The Court explained that United States Supreme Court held that the trial on first-degree murder after the defendant had already pleaded guilty to second-degree murder did not violate double jeopardy principles because the defendant waived his double jeopardy claims when he pleaded guilty and then breached the plea agreement. Although the Ricketts court noted that the plea agreement did not explicitly mention the double jeopardy clause or explicitly declare that the defendant would waive his double jeopardy rights if he violated the agreement, it deemed the plea agreement’s terms – which stated that the original first-degree murder charges would be automatically reinstated and the parties would be returned to the positions they occupied before the agreement should the defendant breach the plea agreement – to be the functional equivalent of an explicit waiver of the defendant’s double jeopardy rights in the event he breached the agreement. The Ricketts court stated that “the Double Jeopardy Clause does not relieve [a defendant] from the consequences of [the] choice” to breach a plea agreement.
The Court further noted that other courts have similarly held that a defendant waives his double jeopardy rights where he fails to comply with his obligations under a guilty plea agreement, even if the terms of the agreement do not explicitly address double jeopardy. In State v. De Nistor, for example, the Supreme Court of Arizona, without addressing whether the plea bargain notified the defendant of her double jeopardy rights, stated that a defendant “of course waives the jeopardy defense” if the defendant “after acceptance of a guilty plea by the court, moves to withdraw his guilty plea” and the withdrawal is granted. State v. De Nistor, 694 P.2d 237, 242 (Ariz. 1985). Similarly, in Dutton v. State, the Alaska Court of Appeals held that reinstatement of third-degree assault charges after a defendant was convicted of fourth-degree assault charges, as part of a plea deal, did not violate the defendant’s double jeopardy rights where the defendant withdrew from his plea deal. Dutton v. State, 970 P.2d 925, 935 (Alaska Ct. App. 1999). This applied although the plea agreement did not explicitly outline waiver of double jeopardy as part of the remedies upon withdrawal of the plea. The Dutton court stated that “criminal defendants may relinquish their double jeopardy rights by their conduct . . . even though no judicial officer ever explains the double jeopardy consequences of his conduct beforehand.” The Dutton court held that, under these circumstances, the State could seek rescission of the plea agreement and reinstate the original charges.

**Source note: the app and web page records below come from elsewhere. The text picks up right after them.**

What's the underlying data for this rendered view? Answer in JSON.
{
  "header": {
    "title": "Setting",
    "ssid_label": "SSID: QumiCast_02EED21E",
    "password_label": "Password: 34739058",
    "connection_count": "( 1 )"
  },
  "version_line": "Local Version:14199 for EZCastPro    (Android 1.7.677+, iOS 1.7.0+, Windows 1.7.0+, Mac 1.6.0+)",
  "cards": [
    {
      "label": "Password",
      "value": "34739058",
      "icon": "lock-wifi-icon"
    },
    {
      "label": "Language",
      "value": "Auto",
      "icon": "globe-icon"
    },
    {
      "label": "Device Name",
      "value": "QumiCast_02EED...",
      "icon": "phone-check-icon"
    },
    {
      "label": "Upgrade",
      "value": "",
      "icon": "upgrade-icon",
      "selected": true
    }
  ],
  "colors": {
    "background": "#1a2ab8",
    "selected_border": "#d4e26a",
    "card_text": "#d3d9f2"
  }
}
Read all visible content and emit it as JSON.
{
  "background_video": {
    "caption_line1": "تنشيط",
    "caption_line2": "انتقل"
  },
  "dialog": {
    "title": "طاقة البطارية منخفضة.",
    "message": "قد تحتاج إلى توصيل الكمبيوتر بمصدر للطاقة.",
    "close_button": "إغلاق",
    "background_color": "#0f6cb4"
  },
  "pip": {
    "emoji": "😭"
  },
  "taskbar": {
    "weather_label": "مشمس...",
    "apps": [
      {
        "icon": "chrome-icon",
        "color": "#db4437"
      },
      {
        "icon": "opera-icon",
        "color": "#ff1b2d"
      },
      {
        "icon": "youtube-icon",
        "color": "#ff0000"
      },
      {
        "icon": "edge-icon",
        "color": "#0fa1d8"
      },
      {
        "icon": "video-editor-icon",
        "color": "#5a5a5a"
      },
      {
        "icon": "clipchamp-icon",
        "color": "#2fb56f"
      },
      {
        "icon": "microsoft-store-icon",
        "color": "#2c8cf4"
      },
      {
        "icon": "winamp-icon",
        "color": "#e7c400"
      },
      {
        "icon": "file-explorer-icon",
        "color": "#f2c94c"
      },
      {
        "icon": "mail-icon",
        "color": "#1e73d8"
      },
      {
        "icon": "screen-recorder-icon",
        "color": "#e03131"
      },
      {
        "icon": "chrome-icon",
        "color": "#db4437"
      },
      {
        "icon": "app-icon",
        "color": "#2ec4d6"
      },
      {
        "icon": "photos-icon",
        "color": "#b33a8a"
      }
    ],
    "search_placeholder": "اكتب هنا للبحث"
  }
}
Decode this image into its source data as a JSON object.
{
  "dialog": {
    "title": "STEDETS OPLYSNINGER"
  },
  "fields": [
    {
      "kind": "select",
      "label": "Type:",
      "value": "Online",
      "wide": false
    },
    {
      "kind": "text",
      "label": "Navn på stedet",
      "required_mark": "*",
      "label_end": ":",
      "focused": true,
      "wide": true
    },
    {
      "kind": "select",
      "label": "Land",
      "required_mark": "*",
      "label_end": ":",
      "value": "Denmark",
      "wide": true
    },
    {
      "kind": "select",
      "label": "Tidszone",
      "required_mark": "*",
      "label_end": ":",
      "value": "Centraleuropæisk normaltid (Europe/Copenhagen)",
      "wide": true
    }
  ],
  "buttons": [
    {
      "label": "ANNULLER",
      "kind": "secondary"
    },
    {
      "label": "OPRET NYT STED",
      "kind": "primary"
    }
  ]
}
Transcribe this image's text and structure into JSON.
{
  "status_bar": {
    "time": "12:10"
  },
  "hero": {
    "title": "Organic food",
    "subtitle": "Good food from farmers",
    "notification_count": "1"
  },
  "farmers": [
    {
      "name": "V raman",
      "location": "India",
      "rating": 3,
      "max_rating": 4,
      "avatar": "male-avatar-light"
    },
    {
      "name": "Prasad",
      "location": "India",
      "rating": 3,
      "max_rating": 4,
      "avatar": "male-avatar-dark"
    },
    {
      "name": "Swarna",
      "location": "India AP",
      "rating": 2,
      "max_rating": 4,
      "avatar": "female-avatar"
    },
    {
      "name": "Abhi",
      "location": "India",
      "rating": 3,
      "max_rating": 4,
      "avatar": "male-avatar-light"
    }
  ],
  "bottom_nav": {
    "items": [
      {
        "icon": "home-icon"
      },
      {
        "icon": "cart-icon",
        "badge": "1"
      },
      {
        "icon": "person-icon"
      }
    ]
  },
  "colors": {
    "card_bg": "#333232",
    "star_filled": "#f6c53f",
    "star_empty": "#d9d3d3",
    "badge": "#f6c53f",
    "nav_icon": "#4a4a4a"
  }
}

The Supreme Court of Nevada agreed and held that Sweat waived his right to be free from multiple prosecutions when he voluntarily failed to comply with the terms of his plea agreement with the State. The Court explained that the State agreed to drop the felony battery constituting domestic violence charge and allow Sweat to plead guilty in justice court to the charge of misdemeanor battery constituting domestic violence in exchange for Sweat pleading guilty in the district court to battery resulting in substantial bodily harm. Thus, Sweat only obtained the lesser charge as part of the plea bargain with the State. After he had been sentenced to credit for time served for the misdemeanor conviction, obtaining one of the benefits of his bargain, Sweat voluntarily failed to follow through with the remaining terms of the plea agreement, then looked to the Double Jeopardy Clause to protect him from the consequences of his decision to back out of the deal. The Court further explained that as it stated in Righetti v. Eighth Judicial District Court, “[t]he Double Jeopardy Clause was designed to protect defendants from harassment and oppression, not to shield defendants from their decisions to gamble on novel interpretations of law which ultimately prove unsuccessful.” Righetti v. Eighth Judicial District Court, 133 Nev., Adv. Op. 7, 388 P.3d 643, 649 (2017).